Spectral Lore - Sentinel (2012)
Sentinel is a nightmare embodied into airy flights of sinister, streamed tremolo guitars, meticulous blasting and ominous growls and rasps so insidious that one might feel one has attracted the ill favor of the Olympians on high, just waiting for whatever curse they send down upon you. This is heavily textured music, and it's incredibly rare that you'll find only one thing happening at a time. The guitars are tracked with much nuance, crisp and bleeding note progressions that almost entire evade the burden of derivative placement. There is a tendency towards orchestrated acceleration throughout the whole of the album, but Spectral Lore can also settle into a slower, progressive groove like "The Coming of Age" without losing a fraction of intricacy. The riffs whip around the listener like the tethering tentacles of some Cyclopean, otherworldly lifeform, gradually sucking him or her into a hidden pocket of reality. The drums alternate between eruptions of unbridled violence and jazzier fills and rhythms that maintain a substrate of complexity even when one strips away the adventurous guitars. The vocals are threatening and petulant, even though their presence is often too sparse, but part of this is that over 30 minutes of the album have been committed to a single ambient track...

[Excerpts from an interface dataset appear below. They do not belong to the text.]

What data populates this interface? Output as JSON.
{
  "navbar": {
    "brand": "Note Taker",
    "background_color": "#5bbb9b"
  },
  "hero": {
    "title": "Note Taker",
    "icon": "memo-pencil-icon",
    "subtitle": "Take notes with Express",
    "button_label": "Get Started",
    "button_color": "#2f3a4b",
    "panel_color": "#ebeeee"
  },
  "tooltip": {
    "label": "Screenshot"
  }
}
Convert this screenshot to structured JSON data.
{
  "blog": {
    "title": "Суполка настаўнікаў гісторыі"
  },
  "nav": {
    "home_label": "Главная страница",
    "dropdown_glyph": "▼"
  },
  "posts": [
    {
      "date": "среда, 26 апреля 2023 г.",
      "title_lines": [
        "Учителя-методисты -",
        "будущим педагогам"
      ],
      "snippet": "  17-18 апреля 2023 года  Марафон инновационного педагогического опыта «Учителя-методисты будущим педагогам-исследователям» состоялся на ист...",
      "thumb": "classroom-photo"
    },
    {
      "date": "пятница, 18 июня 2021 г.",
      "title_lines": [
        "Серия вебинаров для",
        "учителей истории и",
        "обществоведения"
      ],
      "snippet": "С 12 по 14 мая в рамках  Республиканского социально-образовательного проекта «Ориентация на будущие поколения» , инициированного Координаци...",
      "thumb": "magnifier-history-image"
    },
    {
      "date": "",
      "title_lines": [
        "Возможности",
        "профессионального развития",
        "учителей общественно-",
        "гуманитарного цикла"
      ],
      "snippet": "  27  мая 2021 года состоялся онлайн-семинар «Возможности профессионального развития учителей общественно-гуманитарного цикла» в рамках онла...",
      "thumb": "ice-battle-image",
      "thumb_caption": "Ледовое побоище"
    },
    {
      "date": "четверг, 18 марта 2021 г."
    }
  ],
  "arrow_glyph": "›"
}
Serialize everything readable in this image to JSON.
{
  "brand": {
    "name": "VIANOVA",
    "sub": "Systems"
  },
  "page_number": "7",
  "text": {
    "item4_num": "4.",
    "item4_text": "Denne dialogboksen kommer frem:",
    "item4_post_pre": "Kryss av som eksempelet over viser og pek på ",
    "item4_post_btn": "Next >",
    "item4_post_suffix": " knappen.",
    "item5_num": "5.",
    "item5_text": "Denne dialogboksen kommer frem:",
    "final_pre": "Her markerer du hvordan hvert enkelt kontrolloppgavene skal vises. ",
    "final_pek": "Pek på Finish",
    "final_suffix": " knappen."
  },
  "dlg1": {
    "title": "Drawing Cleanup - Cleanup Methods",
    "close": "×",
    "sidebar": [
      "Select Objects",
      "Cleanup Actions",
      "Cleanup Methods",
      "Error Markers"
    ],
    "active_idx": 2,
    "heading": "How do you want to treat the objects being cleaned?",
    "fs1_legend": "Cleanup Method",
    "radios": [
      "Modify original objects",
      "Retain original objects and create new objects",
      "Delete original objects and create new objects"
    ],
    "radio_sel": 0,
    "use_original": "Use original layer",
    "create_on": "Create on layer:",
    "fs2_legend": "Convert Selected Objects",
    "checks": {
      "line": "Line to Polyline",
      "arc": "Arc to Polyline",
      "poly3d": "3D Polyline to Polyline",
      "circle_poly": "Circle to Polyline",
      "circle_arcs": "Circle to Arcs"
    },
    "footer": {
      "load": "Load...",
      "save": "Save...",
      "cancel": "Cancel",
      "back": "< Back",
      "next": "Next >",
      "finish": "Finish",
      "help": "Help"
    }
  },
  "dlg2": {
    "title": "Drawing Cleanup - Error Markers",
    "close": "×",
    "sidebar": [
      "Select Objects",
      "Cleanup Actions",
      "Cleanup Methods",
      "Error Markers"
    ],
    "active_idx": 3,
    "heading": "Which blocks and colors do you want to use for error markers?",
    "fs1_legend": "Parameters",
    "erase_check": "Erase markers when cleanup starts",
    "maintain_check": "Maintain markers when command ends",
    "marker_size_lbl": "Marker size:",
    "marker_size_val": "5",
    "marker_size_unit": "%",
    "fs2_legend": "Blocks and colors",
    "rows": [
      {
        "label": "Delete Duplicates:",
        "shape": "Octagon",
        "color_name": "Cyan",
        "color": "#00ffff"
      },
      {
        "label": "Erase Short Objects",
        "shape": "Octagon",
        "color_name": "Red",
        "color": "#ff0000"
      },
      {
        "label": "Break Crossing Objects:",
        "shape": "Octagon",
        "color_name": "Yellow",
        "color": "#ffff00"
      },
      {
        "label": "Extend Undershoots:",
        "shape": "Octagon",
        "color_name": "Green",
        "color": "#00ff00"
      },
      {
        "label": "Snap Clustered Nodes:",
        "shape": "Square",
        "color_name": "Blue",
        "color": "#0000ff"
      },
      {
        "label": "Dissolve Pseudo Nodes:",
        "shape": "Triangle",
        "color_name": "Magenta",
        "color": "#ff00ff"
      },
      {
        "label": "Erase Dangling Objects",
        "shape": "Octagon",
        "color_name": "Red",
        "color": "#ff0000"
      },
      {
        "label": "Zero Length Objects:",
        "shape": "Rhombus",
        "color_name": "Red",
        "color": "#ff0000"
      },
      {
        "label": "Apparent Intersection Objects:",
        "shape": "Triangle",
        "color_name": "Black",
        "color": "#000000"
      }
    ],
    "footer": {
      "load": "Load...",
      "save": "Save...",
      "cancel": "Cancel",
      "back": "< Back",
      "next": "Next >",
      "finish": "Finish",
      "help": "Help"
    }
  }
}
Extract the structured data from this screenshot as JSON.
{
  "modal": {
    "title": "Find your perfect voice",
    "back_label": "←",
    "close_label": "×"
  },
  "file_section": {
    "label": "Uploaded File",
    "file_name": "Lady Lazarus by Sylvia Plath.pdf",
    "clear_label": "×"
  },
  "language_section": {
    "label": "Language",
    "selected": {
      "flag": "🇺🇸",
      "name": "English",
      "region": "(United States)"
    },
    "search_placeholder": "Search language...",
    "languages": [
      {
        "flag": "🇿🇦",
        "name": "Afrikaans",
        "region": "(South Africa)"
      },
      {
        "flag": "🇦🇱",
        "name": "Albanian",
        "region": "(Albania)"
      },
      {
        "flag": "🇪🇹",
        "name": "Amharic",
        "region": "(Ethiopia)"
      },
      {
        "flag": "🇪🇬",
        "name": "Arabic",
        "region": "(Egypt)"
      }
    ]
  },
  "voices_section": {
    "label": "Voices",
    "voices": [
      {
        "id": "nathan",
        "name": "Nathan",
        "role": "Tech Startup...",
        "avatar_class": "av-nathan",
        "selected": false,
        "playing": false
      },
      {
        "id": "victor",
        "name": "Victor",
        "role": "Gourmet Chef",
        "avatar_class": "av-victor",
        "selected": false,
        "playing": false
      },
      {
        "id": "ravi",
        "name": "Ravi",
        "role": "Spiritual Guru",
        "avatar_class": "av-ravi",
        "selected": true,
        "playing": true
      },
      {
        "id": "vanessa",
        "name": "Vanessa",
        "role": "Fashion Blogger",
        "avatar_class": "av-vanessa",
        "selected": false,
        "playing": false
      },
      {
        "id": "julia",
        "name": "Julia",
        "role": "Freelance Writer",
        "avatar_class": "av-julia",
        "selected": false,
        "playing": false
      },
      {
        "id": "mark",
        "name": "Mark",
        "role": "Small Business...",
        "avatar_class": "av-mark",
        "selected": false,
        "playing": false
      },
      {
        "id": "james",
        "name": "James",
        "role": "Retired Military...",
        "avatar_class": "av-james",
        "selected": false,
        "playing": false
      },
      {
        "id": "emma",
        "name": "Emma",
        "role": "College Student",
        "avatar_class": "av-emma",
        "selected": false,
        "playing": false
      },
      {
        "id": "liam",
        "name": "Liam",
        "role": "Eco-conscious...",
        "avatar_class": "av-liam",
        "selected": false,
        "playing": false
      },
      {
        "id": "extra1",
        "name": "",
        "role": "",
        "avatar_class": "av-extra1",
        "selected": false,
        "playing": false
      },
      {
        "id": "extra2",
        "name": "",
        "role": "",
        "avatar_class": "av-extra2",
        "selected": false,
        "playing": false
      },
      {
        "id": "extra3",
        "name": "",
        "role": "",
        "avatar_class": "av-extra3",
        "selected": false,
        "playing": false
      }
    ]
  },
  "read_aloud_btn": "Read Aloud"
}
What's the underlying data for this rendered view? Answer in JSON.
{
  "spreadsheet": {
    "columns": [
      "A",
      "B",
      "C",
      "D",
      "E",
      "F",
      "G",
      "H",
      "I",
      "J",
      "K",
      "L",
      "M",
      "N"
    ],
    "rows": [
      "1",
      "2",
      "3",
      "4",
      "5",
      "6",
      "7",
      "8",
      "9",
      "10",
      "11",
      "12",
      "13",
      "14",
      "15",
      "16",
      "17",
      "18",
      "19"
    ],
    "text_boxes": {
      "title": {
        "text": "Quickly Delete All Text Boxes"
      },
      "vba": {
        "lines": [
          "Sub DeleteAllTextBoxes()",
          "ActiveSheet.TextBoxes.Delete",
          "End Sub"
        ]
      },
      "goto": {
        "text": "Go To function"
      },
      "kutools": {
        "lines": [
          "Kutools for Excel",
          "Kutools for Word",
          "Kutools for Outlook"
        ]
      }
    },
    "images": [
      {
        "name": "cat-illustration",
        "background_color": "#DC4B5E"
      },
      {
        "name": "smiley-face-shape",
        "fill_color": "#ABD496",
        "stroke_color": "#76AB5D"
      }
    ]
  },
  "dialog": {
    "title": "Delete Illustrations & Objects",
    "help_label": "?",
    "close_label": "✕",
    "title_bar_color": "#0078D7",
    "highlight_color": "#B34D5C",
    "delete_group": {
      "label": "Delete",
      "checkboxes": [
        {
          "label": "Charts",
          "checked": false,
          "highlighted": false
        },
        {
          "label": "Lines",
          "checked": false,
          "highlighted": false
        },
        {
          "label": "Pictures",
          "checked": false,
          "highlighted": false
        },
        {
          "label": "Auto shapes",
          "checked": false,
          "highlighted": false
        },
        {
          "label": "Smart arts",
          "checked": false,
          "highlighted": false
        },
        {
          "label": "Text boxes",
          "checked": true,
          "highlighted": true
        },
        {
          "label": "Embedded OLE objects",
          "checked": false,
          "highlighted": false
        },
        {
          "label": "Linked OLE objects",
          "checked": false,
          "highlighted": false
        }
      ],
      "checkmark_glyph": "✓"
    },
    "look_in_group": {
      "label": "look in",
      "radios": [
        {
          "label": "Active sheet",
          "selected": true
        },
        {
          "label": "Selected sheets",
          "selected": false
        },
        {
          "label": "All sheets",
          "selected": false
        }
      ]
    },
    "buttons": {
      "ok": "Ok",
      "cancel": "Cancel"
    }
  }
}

Which might have proven a detriment, if "Atlus (A World Within a World)" wasn't one of the most lush and impressive pieces on the entirely of the album. A contrast to the cavorting, evolving chaos of the metallic compositions, perhaps, but incredibly gripping, and aesthetically flush with the album's gorgeous cover art. It's like starting off some mystical evening with an incendiary, psychedelic, structured black metal jam session and then having Peter Andersson of Raison d'être show up to score the after party, when all the maniacs are stoned on a grassy hillside, grazing on celestial bodies. That Spectral Lore's sole author of pain, Ayloss can shift from one extreme to the other without losing focus or sacrificing quality is something baffling to me, and yet here it is, scrawled out across the firmament like a nebula of nihilistic ravens. Sentinel holds up after numerous listens, with more pieces of its puzzle unraveling aurally and existentially each time. Every calm and every storm dwells upon the imagination with a supernatural contemplation. Don't expect a Triarchy of the Lost Lovers here, or Scarlet Evil Witching Black; apart from the mystical fabrics of, say, Acherontas, Spectral Lore doesn't have a lot in common with their classic countrymen. But this is by far the best record to hail from that scene in nearly a decade.
Verdict: Epic Win [9.25/10] (eternally perplexed)